The first step in learning how to play poker is understanding the basic rules and hand rankings. Then, you can focus on improving your position at the table. This will allow you to take advantage of other players’ mistakes and capitalize on their weaknesses.

When you begin playing poker, you should stick to small stakes cash games or micro-tournaments. This will help you get familiar with the mechanics of the game and learn how to use poker chips. It will also help you develop your own playing style and instincts.

As you become a more experienced player, you can start playing higher-stakes games and enter larger tournaments. However, you should never stop learning and never stop trying to improve your skills.

There is no such thing as a perfect poker player, but there are certain things that all great players have in common. These include:

A strong knowledge of poker rules is a must for any serious player. It’s important to understand how each rule affects the game and how to apply it in different situations. This will help you maximize your chances of winning.

Another essential part of poker is knowing how to read your opponents. This includes understanding their body language, how they bet, and what type of hands they play with. Using this information will help you determine whether or not they have a good hand and if they are bluffing.

It’s important to have a solid understanding of the odds of each hand before you begin betting. This will allow you to make smart decisions about when to call, raise, or fold. In addition, it’s important to understand the different types of poker hands and their relative strengths.

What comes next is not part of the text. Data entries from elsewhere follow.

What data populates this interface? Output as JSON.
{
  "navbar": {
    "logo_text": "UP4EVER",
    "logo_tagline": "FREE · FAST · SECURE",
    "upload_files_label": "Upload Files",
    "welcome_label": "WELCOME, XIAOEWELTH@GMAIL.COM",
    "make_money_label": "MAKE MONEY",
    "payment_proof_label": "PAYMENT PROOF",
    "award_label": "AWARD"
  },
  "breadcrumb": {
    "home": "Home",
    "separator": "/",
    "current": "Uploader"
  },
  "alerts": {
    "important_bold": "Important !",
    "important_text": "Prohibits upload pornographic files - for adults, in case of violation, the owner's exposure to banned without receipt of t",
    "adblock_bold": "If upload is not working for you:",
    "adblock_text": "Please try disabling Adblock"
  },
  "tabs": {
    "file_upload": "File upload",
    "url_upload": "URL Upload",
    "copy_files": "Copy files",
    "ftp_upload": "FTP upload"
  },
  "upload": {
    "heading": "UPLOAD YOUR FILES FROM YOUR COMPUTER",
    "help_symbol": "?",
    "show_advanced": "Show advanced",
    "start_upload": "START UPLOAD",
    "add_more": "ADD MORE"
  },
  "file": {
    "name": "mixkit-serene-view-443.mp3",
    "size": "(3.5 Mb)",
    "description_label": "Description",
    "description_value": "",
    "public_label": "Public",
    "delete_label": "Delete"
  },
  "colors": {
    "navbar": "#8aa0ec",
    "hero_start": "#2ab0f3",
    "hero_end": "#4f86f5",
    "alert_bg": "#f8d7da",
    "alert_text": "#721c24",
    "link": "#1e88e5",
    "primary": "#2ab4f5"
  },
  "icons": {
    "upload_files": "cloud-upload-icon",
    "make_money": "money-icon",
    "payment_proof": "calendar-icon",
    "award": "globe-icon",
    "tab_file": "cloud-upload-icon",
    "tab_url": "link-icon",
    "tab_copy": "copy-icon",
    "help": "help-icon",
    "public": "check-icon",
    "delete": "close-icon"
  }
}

One of the most difficult parts of poker is determining what type of hand your opponent has. Some poker hands, such as a full house or a straight, are easy to identify because they consist of three matching cards. Others, such as a pair or a flush, are less obvious because they contain two cards of the same rank and three unmatched cards.

When you are in a late position, it’s important to remember that your opponents have more information than you do. It’s important to take advantage of this fact by utilizing bluffing strategies that are cheap and effective.

The game of poker is a fun and challenging hobby that can provide you with many rewards. The game can be frustrating at times, but don’t give up. Even the most successful professional poker players have had their share of bad sessions. Just keep your head down, follow these poker tips, and be patient. You’ll eventually start winning big!